If you were to peruse the Exhumed page at Metal Archives, no doubt you will see plenty of splits that the band has been involved with over the years. “In the late ‘90s, there wasn’t really a lot as far as death metal record labels or the death metal scene. So we played a lot with the power-violence bands,” adds Harvey. We hung out in that scene a bit. We found some allies in the scene, and that’s what was done in that scene – you put out splits/7”s. So that’s what we did because we were vaguely associated with that scene. Also, for me, as a record collector, I like to have that one rare thing by the band. I don’t even have all of our splits! Some were lost through the years through girlfriends or whatever. But I love the collectable aspect of it. I also like that it’s more about the scene, rather than just your band. It’s a little more representative of a whole scene, than your own statement.
When asked of what draws him to death metal, Harvey states, “to me, when I was getting into it in ‘89/’90, what I really liked about it was that it felt like it was happening right then. Whereas thrash metal had already happened years ago. There was kind of a mystique to it, and the energy and intensity, it’s undeniable. I enjoy the energy. Also, death metal is not as tied to any one ideology or whatever. It’s proven itself to be really diverse. There are so many permutations since I started listening to it.”

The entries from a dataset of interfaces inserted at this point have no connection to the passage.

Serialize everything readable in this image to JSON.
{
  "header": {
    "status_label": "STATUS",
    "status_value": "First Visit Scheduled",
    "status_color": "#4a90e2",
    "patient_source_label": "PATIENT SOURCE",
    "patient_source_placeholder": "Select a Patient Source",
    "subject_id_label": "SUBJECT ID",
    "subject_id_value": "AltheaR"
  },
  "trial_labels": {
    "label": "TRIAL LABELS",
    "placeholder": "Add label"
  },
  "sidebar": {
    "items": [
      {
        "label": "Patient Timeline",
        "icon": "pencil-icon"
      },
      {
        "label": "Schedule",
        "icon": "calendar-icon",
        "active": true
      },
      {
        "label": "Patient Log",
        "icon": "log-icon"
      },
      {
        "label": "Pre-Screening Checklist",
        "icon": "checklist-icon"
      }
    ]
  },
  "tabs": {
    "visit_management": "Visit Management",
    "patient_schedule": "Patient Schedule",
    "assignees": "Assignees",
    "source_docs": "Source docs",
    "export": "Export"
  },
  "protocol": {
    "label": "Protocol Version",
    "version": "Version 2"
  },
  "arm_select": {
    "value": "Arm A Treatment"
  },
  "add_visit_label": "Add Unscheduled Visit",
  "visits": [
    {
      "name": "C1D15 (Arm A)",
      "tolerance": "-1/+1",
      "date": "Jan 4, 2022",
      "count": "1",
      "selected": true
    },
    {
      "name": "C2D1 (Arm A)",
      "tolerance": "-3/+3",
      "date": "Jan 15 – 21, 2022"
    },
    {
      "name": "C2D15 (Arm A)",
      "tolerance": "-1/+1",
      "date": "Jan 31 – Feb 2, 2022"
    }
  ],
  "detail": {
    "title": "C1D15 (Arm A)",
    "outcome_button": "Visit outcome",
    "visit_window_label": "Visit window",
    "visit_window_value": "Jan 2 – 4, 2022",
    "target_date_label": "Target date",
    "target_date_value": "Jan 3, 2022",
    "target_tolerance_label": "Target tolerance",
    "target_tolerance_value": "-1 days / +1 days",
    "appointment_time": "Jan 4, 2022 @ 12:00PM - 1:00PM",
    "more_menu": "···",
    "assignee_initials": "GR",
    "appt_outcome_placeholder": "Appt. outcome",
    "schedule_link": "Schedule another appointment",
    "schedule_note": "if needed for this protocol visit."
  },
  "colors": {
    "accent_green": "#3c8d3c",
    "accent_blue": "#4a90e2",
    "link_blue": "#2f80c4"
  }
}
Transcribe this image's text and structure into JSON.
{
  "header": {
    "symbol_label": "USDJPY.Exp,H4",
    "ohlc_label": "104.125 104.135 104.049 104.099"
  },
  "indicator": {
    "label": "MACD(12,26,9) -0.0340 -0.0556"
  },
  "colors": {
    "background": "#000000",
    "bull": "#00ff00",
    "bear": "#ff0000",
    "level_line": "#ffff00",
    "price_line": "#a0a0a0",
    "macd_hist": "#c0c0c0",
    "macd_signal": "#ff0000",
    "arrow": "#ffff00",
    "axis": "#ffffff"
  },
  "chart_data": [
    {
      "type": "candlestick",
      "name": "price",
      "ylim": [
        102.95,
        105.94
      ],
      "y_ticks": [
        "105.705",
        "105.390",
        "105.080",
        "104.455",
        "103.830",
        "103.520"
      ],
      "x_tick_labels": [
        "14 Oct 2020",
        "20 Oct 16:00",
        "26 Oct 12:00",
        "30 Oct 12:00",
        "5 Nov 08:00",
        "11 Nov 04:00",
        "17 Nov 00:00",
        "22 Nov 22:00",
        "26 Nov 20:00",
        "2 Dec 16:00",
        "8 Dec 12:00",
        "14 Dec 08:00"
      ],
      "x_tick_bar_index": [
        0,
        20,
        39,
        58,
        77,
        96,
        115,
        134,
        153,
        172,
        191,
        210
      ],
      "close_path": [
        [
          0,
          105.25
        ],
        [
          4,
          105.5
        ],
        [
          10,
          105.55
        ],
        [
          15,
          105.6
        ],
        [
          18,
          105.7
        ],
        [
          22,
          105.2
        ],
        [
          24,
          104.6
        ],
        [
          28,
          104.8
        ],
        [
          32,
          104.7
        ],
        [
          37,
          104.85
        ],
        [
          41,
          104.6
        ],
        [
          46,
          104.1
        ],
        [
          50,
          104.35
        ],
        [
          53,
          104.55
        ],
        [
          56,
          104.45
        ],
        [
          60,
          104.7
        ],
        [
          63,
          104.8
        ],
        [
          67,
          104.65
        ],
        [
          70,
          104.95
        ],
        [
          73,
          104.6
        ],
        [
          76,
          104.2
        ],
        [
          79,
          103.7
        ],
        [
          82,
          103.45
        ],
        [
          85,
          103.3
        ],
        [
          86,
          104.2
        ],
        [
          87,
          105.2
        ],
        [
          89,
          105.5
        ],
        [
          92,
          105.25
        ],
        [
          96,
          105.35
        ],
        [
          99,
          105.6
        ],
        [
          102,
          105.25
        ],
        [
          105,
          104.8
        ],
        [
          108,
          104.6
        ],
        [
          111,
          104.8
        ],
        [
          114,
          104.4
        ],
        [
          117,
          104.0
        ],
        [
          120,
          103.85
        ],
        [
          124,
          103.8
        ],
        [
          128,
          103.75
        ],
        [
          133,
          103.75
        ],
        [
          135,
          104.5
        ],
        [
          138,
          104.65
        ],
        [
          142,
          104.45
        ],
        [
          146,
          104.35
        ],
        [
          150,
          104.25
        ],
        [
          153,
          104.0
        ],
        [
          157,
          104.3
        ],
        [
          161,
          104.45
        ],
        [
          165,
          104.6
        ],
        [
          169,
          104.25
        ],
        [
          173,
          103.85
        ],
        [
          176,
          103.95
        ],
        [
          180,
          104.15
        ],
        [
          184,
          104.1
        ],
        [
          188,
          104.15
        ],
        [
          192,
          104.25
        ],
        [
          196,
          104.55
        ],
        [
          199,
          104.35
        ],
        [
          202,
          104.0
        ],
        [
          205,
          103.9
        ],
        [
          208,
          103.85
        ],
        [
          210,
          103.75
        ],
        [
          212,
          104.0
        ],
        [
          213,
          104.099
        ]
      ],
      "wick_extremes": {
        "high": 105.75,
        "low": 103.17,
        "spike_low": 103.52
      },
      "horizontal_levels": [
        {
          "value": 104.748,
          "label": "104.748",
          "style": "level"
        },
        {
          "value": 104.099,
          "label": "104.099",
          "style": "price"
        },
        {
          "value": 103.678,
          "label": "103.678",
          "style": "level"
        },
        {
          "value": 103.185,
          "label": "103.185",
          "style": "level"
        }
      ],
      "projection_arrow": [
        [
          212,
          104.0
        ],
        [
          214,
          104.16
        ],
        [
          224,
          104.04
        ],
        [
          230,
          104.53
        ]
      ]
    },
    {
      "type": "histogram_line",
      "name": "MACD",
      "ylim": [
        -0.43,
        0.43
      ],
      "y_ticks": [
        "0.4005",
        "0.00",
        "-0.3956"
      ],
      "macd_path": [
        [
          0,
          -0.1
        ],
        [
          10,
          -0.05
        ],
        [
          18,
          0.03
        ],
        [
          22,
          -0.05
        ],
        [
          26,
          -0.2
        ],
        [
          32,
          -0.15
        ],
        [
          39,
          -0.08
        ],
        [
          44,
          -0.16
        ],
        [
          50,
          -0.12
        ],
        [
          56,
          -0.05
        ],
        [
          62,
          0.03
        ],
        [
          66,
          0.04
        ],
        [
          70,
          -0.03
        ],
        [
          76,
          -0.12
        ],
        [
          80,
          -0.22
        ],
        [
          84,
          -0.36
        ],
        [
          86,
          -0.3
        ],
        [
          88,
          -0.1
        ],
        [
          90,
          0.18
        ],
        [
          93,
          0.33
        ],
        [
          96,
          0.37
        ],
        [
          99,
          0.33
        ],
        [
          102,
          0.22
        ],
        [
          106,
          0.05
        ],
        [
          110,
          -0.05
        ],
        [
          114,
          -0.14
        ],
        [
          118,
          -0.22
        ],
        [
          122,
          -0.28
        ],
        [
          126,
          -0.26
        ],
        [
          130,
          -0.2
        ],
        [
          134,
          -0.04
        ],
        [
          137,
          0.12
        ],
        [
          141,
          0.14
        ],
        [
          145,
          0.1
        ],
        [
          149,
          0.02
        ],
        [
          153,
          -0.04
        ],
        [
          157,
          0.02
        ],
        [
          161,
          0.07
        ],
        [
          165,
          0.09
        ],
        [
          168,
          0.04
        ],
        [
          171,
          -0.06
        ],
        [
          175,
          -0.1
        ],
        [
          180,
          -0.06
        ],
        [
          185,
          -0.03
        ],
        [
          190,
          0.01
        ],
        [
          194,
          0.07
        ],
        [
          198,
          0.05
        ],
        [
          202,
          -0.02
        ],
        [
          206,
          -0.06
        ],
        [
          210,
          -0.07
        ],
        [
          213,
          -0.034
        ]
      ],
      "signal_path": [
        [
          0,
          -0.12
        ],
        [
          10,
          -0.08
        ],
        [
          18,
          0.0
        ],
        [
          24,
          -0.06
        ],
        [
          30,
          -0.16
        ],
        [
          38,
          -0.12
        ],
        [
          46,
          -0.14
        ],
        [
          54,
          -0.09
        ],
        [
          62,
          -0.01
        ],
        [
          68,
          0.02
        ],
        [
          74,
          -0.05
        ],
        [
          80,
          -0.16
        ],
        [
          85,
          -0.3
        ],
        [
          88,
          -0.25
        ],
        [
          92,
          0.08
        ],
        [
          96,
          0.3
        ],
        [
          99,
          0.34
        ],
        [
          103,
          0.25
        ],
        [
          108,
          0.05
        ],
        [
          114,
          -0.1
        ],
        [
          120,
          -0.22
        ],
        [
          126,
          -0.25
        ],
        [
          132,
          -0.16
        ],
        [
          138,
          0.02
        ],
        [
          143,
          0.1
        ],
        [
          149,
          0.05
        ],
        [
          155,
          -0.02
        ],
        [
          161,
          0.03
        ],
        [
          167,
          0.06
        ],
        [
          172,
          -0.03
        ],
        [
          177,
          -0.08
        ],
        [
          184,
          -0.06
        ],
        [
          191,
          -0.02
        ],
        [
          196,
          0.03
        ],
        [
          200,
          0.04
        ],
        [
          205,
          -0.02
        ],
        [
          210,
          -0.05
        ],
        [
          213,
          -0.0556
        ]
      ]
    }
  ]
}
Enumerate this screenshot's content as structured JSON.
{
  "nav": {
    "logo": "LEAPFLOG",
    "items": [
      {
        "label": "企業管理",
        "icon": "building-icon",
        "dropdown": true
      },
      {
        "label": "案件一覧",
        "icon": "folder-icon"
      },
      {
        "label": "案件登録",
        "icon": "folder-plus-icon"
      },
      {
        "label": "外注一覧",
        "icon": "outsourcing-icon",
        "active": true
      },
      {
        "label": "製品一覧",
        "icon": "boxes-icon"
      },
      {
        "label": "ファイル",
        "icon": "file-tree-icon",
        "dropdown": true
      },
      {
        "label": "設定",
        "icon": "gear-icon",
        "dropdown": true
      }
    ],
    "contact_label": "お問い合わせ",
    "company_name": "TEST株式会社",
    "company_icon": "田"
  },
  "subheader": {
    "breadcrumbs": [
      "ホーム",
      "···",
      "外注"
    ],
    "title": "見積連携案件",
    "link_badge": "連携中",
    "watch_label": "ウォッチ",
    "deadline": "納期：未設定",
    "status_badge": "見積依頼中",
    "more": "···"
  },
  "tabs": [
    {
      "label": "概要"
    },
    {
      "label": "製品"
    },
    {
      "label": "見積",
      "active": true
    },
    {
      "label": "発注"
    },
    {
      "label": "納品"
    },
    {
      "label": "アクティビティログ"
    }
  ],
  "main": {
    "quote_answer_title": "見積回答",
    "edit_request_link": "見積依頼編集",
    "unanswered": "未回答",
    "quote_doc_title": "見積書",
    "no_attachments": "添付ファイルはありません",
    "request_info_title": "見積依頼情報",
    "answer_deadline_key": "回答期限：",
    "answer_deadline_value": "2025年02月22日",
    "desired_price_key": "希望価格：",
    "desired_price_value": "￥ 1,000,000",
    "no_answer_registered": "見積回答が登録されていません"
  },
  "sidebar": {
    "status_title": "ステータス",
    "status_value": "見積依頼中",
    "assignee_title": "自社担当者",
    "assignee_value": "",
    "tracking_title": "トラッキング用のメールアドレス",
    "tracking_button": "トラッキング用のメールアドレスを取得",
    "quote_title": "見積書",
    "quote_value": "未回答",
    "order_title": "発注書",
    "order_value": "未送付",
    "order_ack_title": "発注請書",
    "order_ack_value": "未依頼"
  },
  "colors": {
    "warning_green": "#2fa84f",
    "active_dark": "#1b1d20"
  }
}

As for the band’s future plans, a new full-length seems like it should be in the works. But first, the band is currently playing alongside Napalm Death and Voivod on their trek across North America. “As soon as I heard about the bill, I said, ‘yeah of course we want to do it,’” Harvey notes. But as for that forthcoming album, “We are going to get into the studio in the summertime,” concludes Harvey. “It’s been a while since the last record and I’m tired of playing those songs live, so that’s usually how I know it’s time to record.”